### Records for this task
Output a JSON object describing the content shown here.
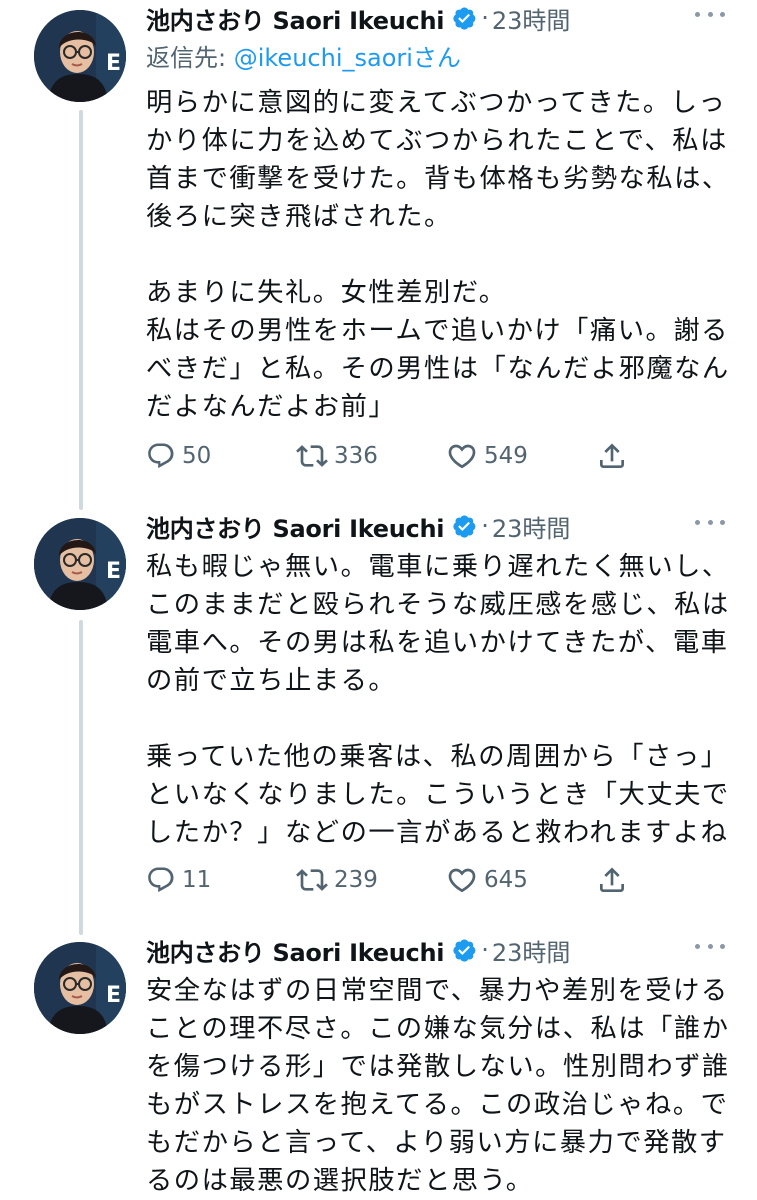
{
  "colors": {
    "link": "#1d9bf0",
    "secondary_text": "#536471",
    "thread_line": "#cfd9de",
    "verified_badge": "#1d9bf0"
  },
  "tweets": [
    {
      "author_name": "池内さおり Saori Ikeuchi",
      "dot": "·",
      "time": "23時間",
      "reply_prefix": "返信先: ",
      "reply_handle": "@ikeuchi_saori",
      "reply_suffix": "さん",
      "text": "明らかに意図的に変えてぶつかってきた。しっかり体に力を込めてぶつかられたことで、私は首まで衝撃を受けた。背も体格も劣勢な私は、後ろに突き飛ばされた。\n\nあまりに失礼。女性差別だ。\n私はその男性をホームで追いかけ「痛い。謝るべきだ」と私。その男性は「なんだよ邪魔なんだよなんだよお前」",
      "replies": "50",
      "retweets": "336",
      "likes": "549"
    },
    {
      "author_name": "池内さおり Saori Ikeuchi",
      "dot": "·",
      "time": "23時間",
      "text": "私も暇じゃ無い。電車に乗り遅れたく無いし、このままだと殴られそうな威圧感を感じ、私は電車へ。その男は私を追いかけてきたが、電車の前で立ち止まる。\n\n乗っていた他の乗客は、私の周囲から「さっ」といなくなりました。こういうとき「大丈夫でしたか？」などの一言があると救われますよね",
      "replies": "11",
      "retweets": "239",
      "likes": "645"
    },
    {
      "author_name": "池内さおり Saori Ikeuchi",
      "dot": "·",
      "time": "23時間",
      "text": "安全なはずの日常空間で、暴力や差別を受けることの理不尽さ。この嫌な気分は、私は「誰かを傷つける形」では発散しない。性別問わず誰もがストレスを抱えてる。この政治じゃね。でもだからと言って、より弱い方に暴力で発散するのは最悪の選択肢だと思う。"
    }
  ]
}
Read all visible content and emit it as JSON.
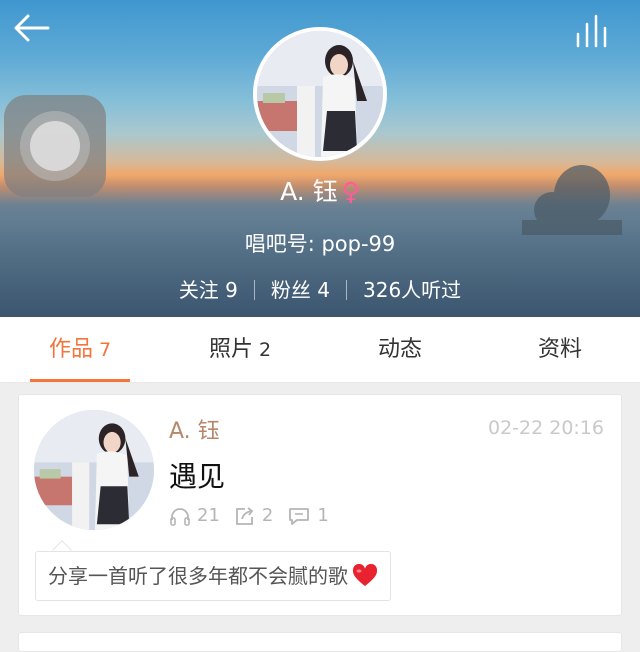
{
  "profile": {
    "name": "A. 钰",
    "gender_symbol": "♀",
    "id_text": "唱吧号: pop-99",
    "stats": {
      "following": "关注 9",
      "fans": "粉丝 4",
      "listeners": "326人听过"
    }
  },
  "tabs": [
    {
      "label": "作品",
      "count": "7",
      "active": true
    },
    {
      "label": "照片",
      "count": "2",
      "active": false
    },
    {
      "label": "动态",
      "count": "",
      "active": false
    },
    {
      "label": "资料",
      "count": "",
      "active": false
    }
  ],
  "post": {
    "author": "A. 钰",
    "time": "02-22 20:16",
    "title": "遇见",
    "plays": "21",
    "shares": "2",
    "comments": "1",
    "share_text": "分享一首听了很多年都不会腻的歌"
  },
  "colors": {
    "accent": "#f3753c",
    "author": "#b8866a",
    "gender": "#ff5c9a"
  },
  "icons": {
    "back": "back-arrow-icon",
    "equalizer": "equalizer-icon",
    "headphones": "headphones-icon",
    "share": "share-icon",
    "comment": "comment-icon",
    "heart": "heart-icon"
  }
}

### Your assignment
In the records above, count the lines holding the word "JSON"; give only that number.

### Answer space
2